Material supplied START

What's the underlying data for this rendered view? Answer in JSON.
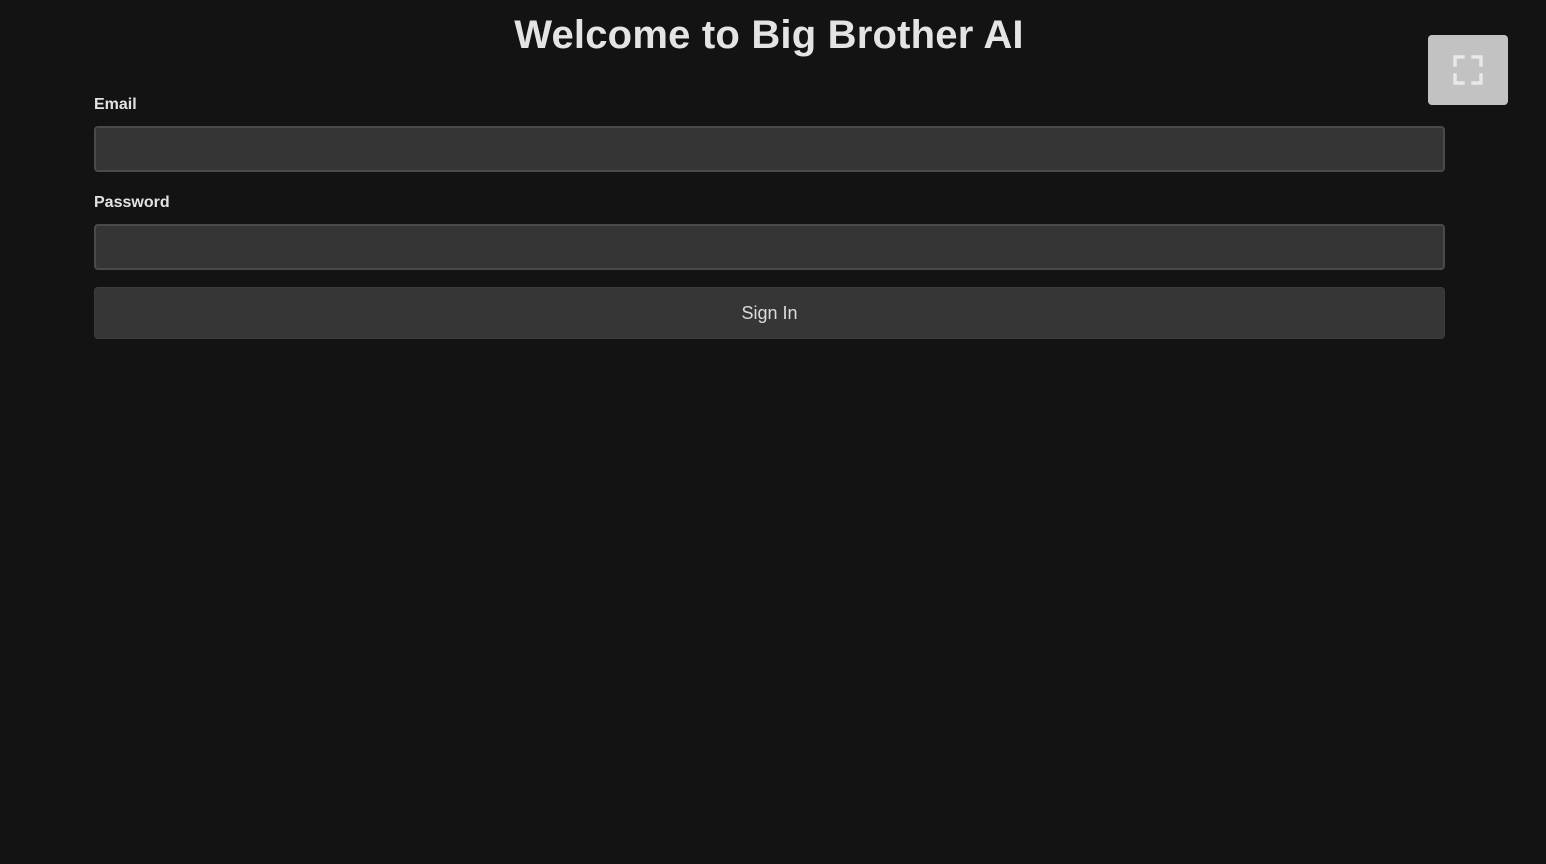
{
  "header": {
    "title": "Welcome to Big Brother AI"
  },
  "form": {
    "email_label": "Email",
    "email_value": "",
    "password_label": "Password",
    "password_value": "",
    "submit_label": "Sign In"
  },
  "toolbar": {
    "fullscreen_icon": "fullscreen-icon"
  },
  "colors": {
    "background": "#131313",
    "input_background": "#353535",
    "button_background": "#363636",
    "fullscreen_button": "#c2c2c2",
    "fullscreen_icon": "#e8e8e8"
  }
}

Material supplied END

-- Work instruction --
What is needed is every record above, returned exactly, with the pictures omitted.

-- Response area --
What's the underlying data for this rendered view? Answer in JSON.
{
  "header": {
    "title": "Welcome to Big Brother AI"
  },
  "form": {
    "email_label": "Email",
    "email_value": "",
    "password_label": "Password",
    "password_value": "",
    "submit_label": "Sign In"
  },
  "toolbar": {
    "fullscreen_icon": "fullscreen-icon"
  },
  "colors": {
    "background": "#131313",
    "input_background": "#353535",
    "button_background": "#363636",
    "fullscreen_button": "#c2c2c2",
    "fullscreen_icon": "#e8e8e8"
  }
}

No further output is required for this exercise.